D earns an B: When you keep the Steelers out of the endzone in the second half, we forgive sloppy tackling in the secondary that led to the 50-yard TD pass from Roethlisberger to James Washington. The Burgundy and Gold notched four three, and outs kept Roethlisberger on his toes. While the pass rush didn’t notch a sack, they made life uncomfortable for Big Ben. Jon Bostic notched 10 tackles while securing the game-sealing interception off of a Montez Sweat tipped pass, one of three passes defended by the lineman.
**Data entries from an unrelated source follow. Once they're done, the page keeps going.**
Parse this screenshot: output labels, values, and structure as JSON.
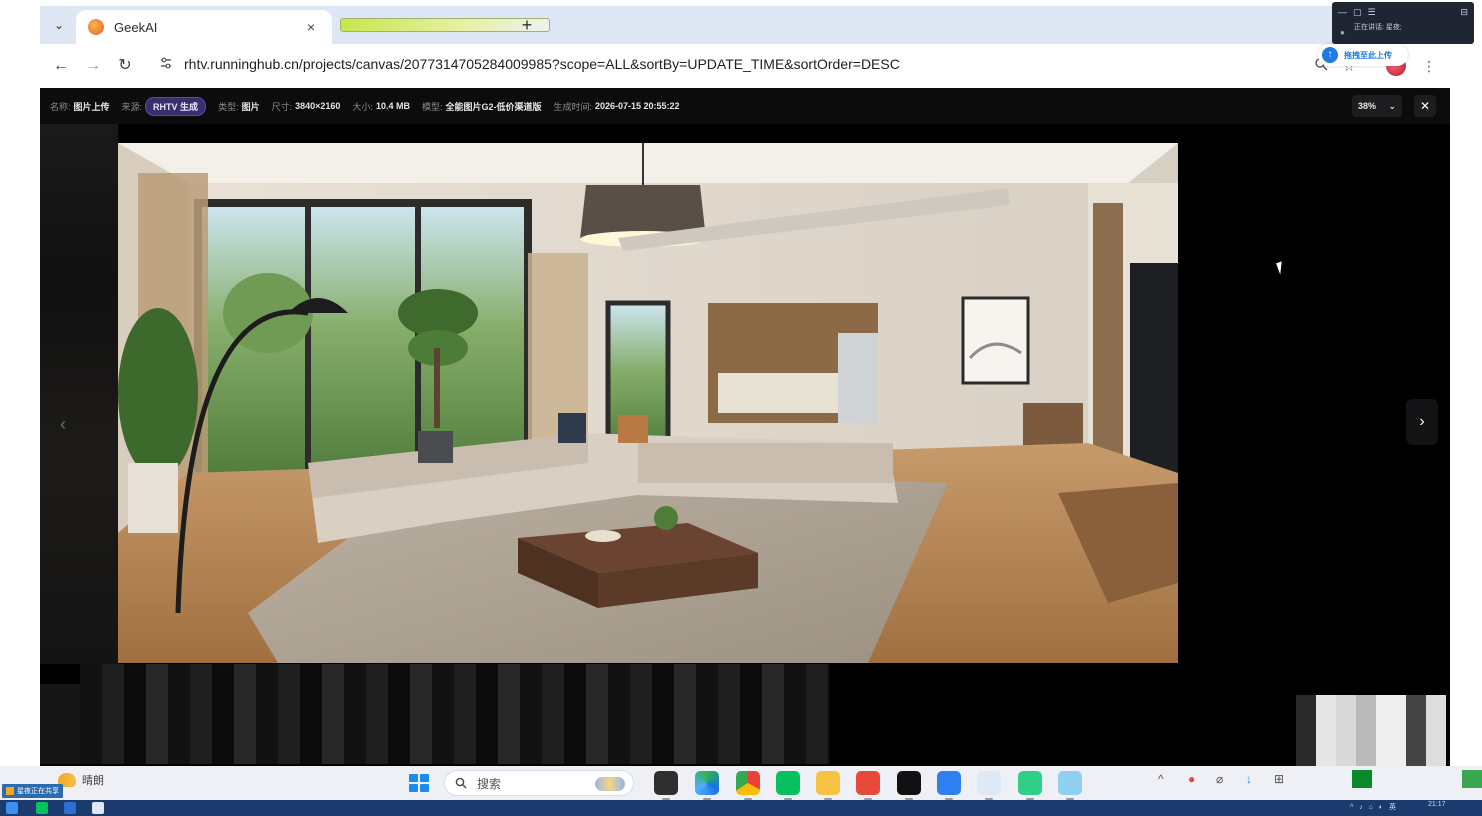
{
  "tab": {
    "title": "GeekAI",
    "close_symbol": "×",
    "new_tab_symbol": "+",
    "list_symbol": "⌄"
  },
  "toolbar": {
    "back_symbol": "←",
    "forward_symbol": "→",
    "reload_symbol": "↻",
    "url": "rhtv.runninghub.cn/projects/canvas/2077314705284009985?scope=ALL&sortBy=UPDATE_TIME&sortOrder=DESC",
    "menu_symbol": "⋮"
  },
  "viewer": {
    "name_label": "名称:",
    "name_value": "图片上传",
    "source_label": "来源:",
    "source_value": "RHTV 生成",
    "type_label": "类型:",
    "type_value": "图片",
    "size_label": "尺寸:",
    "size_value": "3840×2160",
    "filesize_label": "大小:",
    "filesize_value": "10.4 MB",
    "model_label": "模型:",
    "model_value": "全能图片G2-低价渠道版",
    "time_label": "生成时间:",
    "time_value": "2026-07-15 20:55:22",
    "zoom_value": "38%",
    "zoom_chevron": "⌄",
    "close_symbol": "✕",
    "prev_symbol": "‹",
    "next_symbol": "›"
  },
  "share": {
    "status_text": "正在讲话: 星夜;",
    "upload_text": "拖拽至此上传"
  },
  "taskbar": {
    "weather_text": "晴朗",
    "search_placeholder": "搜索",
    "share_tag": "星夜正在共享",
    "clock": "21:17"
  },
  "colors": {
    "tab_strip": "#dfe6f3",
    "viewer_bg": "#0c0c0d",
    "source_pill": "#3a2f6d",
    "taskbar": "#eef0f5"
  }
}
Special Situations: Tress Way averaged 46 yards per punt while Dustin Hopkins drilled field goals of 45, 45 and 49 yards and converted all three of his extra points. Five of Hopkins’ seven kickoffs were touchbacks while one was an onside kick at the end of the first half to eat up clock. Danny Johnson had a 29-yard kickoff return while Steven Sims had a 9-yard punt return. The kickoff coverage team allowed a 38-yard return that almost resulted in a go-ahead score in the fourth quarter and the punt coverage team allowed a 17-yard return that put Pittsburgh at midfield for their final touchdown of the day.
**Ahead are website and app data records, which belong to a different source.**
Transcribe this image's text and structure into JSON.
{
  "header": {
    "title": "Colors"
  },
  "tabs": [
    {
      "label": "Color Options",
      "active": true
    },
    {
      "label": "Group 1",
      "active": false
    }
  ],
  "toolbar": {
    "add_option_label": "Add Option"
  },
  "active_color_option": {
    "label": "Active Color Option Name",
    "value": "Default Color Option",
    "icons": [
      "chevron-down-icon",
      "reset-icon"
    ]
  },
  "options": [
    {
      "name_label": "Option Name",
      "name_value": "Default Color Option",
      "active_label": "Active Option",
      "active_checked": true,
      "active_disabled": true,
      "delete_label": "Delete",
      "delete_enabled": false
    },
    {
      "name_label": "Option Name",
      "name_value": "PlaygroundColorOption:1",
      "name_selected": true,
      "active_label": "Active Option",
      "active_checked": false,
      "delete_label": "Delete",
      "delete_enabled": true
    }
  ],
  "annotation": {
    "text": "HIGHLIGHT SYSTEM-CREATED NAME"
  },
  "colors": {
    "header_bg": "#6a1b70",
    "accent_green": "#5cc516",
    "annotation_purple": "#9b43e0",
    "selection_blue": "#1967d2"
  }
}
Flying Flags: Washington was whistled 10 times with nine penalties accepted for 62 yards. Four on offense (two false starts, a hold, and an illegal use of the hands), three on defense (unnecessary roughness, holding, and a pass interference) with two on special teams (illegal black above the waist and a hold). Morgan Moses (illegal use, false start) was flagged twice, giving him four infractions on the season (still three behind Montez Sweat). After 12 games false starts (9) and holds (6) are the two biggest culprits. Worst penalty? A fourth quarter pass interference against Kendall Fuller that turned a 4th and 2 at the 39 into a 1st and 10 at the 25, setting up Pittsburgh’s 37-yard field goal that would be its final points of the day. What drives me nuts is those double-shots when the WFT gets whistled for a hold/illegal use of hands and then a false start in succession. The team survived both of those potential disasters.
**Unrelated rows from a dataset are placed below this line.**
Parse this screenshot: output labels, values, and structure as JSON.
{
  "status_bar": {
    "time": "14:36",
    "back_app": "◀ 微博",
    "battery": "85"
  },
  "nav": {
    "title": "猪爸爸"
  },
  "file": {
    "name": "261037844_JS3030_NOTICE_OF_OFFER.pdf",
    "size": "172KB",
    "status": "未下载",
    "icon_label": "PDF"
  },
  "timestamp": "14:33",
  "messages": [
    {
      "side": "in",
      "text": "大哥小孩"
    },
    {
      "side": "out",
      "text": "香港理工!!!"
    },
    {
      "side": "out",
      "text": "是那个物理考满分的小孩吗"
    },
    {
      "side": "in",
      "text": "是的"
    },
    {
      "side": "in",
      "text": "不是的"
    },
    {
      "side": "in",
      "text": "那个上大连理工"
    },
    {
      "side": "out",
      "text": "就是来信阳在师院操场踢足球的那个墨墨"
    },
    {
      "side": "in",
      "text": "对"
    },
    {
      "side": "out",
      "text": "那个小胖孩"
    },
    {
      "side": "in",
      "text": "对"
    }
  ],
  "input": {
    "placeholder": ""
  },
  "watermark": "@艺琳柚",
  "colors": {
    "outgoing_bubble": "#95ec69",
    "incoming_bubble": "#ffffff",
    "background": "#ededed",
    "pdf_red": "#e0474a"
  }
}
Digesting the Division: The New York Giants won on the road this week, beating Seattle 17-12 to stay atop the NFC East at 5-7 (darn head to head tiebreaker). NY gets the No. 4 seed at this time; Washington at 5-7 is in 12th place of the conference and eerily just a game out of the final playoff spot (San Francisco owns the common opponents tiebreaker). Philadelphia (3-8-1) is in third place after a loss to Green Bay and 15th in the NFC, while 3-9 Dallas brings up the rear in the conference and division after losing 34-17 to the Ravens.
Pointing North: The AFC North (29-18-1) still has the best record of the divisions, but the stink of losing Monday afternoon takes a little bit of that luster away. Thank goodness for 9-3 Cleveland! Actually the Browns have secured their first winning record since 2007. The NFC West at 27-21 owns the second best record but two teams that a lot of people felt good about this fall (Seattle & San Francisco) are starting to take water. The NFC East at 16-31-1 is still bringing up the rear but now only needs to win three non-division games to avoid the worst mark in history. Baby steps.
Elimination Island: Joining Jacksonville and the New York Jets this week are Cincinnati (2-9-1) and the Los Angeles Chargers (3-9). One can only imagine where the Bengals would be if Joe Burrow hadn’t been hurt in the game at Washington.